As excited as they were about their game, I got the feeling griefing each other was helping the two Crystal Dynamics devs get through days upon days of preview sessions. There was definitely an element of one-upmanship; using pushable boulders to nudge each other off ledges, or the two new god characters' staffs to summon spikes out of the ground just as someone was about to jump onto a previously spike-less platform. Those elements are tied to the co-operative puzzles, but the devs just couldn't resist the opportunity for a good grief.

My favorite was courtesy of another returning Guardian of Light feature: bombs. Each player can lay down a bomb, which they can later detonate with a button tap. It's marked as theirs with a colored radius of explosion, so you know exactly who's set what. Blowing up a player while he or she's near a bomb is fun, but it's taken to a whole new level during the boss fights where you have to run away from a huge enemy coming at you from one side of the screen; in this case, some kind of weird lion-hippo-crocodile hybrid with a great big snapping jaw. Trying to avoid it and all the traps was hard enough, so when you add in a human player who can lay bombs in front of you and choose exactly when they'll explode, that's just plain evil.

A grief kill (or any death) does have its impact: You'll lose your running score for that section, which you'll have accumulated by collecting treasure, killing enemies, completing challenges and so on. At the end of the section, a higher score will contribute to the gems you get. The more gems you accumulate, the more treasure chests you can unlock to gain better items like weapons and accessories. That said, making it all the way through a section unscathed is tricky enough; the two we played lasted around 20 minutes each.

The competitive angle of Temple of Osiris is highlighted at the end of each section, with each of the characters placed on podiums in the order of their scores. The podiums are still there when you leap off them to raid the end-of-section treasure rooms.

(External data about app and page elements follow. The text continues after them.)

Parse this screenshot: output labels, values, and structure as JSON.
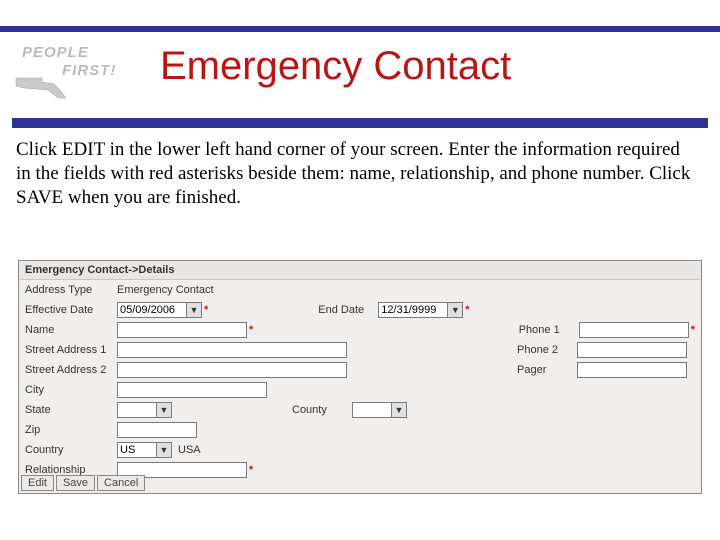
{
  "logo": {
    "line1": "PEOPLE",
    "line2": "FIRST!"
  },
  "title": "Emergency Contact",
  "instructions": "Click EDIT in the lower left hand corner of your screen.  Enter the information required in the fields with red asterisks beside them:  name, relationship, and phone number. Click SAVE when you are finished.",
  "panel": {
    "header": "Emergency Contact->Details",
    "labels": {
      "addressType": "Address Type",
      "effectiveDate": "Effective Date",
      "endDate": "End Date",
      "name": "Name",
      "phone1": "Phone 1",
      "street1": "Street Address 1",
      "phone2": "Phone 2",
      "street2": "Street Address 2",
      "pager": "Pager",
      "city": "City",
      "state": "State",
      "county": "County",
      "zip": "Zip",
      "country": "Country",
      "relationship": "Relationship"
    },
    "values": {
      "addressType": "Emergency Contact",
      "effectiveDate": "05/09/2006",
      "endDate": "12/31/9999",
      "name": "",
      "phone1": "",
      "street1": "",
      "phone2": "",
      "street2": "",
      "pager": "",
      "city": "",
      "state": "",
      "county": "",
      "zip": "",
      "countryCode": "US",
      "countryName": "USA",
      "relationship": ""
    },
    "asterisk": "*",
    "dropdownGlyph": "▼",
    "buttons": {
      "edit": "Edit",
      "save": "Save",
      "cancel": "Cancel"
    }
  }
}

In terms of the moment, the there and then, dying isn't annoying in Temple of Osiris. The key is that you're able to respawn almost instantaneously with just a button tap, and it never felt like a death really broke up the flow of play. So, perhaps if you're super serious about accumulating items and giving yourself the best gear to beat Temple of Osiris, you might want to avoid griefing (unless you're just mean). For a lighter-hearted co-op session, it'll hopefully add another flavor to the game's twin-stick shooting and puzzling.

"It's something that we try to carefully balance in there," Siwiak told me. "Like shooting, that doesn't do any friendly fire damage or anything like that. But with bombs, it would be more of an exploit if I could put the bomb down and you'd be safe inside of my bomb radius, and I could just start bombing things and make a shield around you. So it made sense to go, 'Okay, bombs can damage other players, so it doesn't get exploited.' And then we added in all these rewards and economy components like gems and the score, it just started naturally turning into this co-opetition where we're still working together, but we're competing against each other too."

"Yeah, you still have to work with each other," Johnston added. "I can't progress in the game unless we work together. At the same time, once I get past that, I want to knock [Siwiak] in the spikes because it's fun."

"And obviously once it happens once, you start having that back and forth where it's like 'we'll play nice, but if you do it to me, I'm going to do it to you," Siwiak retorted.

Whether you're looking to grief or not, Temple of Osiris is still on course to let you and three friends raid some isometric tombs on Xbox One, PS4 and PC starting December 9. And yes, online as well as local co-op is still planned for launch, and you'll be able to mix and match the two, as well as play with either friends or folks you find via matchmaking. For more on what Temple of Osiris is bringing to the table, check out our E3 preview.
[Image: Square Enix]

This article was originally published on Joystiq.